Depends on what you mean by good. If you have a readership of thousands who are willing to throw their pocket change at you every month, then it's entirely possible you're done with regular, offline employment for good. On the other hand if people aren't clicking ads on your blog, what makes you think they'll take the time to throw you so much as their two cents? Especially if you aren't following the basic formula to make money blogging I talked about here?

There are success stories about people, largely webcomic artists, whose fans were so eager for more strips and more stories that they paid for the artist to work at home full-time. There are also stories about young adult manuscripts that hit it big, and stories about husband/wife writing teams who paid off their mortgages by self-publishing smut. You know what you don't hear about, though? You don't hear about the years of effort those creative types put in to polish a product that readers wanted.
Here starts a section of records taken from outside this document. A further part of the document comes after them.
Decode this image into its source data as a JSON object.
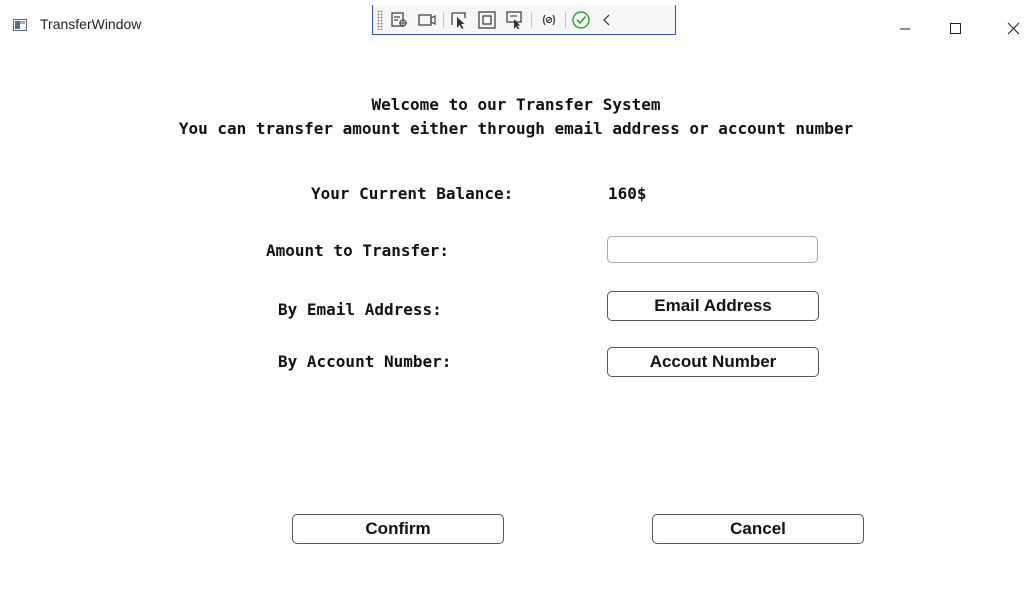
{
  "window": {
    "title": "TransferWindow"
  },
  "debug_toolbar": {
    "icons": [
      "live-visual-tree-icon",
      "live-preview-icon",
      "select-element-icon",
      "display-layout-adorners-icon",
      "track-focused-element-icon",
      "binding-failures-icon",
      "hot-reload-status-icon",
      "collapse-toolbar-icon"
    ]
  },
  "window_controls": {
    "icons": [
      "minimize-icon",
      "maximize-icon",
      "close-icon"
    ]
  },
  "header": {
    "line1": "Welcome to our Transfer System",
    "line2": "You can transfer amount either through email address or account number"
  },
  "balance": {
    "label": "Your Current Balance:",
    "value": "160$"
  },
  "amount": {
    "label": "Amount to Transfer:",
    "value": "",
    "placeholder": ""
  },
  "email": {
    "label": "By Email Address:",
    "button_label": "Email Address"
  },
  "account": {
    "label": "By Account Number:",
    "button_label": "Accout Number"
  },
  "actions": {
    "confirm_label": "Confirm",
    "cancel_label": "Cancel"
  },
  "colors": {
    "toolbar_border": "#2f52a8",
    "hot_reload_ok": "#2ca02c",
    "button_border": "#555555"
  }
}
You don't hear about all the networking that had to be done, all of the late nights and costly convention trips that were made. You don't hear about all the ground work that went into the huge success that, to hear the story, sounds like it happened overnight. Lastly for every one story you hear about where someone made it big I guarantee you there are hundreds, if not thousands, who are trying to pull the same trick. Odds are you, and I, are one of the latter instead of one of the former. So rather than using gimmicks, or begging for readers to drop a nickel in your cup, it's a much better idea to create solid, evergreen, actionable content that people will find useful for years to come. Or to make cat videos. That usually works out pretty good, too.

As always, my thanks for dropping by and checking out the Literary Mercenary. It's your page views and commentary that keeps this blog going, so if you want to see me cover something don't hesitate to contact me and ask for it. If you'd like to follow me then pop on over to Facebook or Tumblr and hitch your wagon to my page. Also, if you happen to have two cents to spare, toss it through my donate window.


  1. Neal:

    Just went to PayPal and learned that the Donation button is specifically for non-profits. How did you deal with this?


  2. Debra,

    Thank you for bringing this to my attention. I have re-read the text, and contacted PayPal's customer support. Hopefully I'll have a definite answer and/or corrections shortly.

  3. To answer your comment Debra, the Donate button is appropriate for any site not actually selling something. So while it is ideal for not-for-profits, it is also used for writers, musicians, videographers, etc. who are essentially passing the hat. Received confirmation from PayPal today.

    Thank you for commenting too. It lets me know people are reading.

  4. Thanks for looking into that! I was a little concerned when I read the description on the PayPal site also. I want to publish my short stories to a blog and collect donations for each one, I was wondering if it was possible and you've answered that well. Thanks again! :-)

  5. Here are some Pros and Cons of having a DoFollow Blog: TF blog comments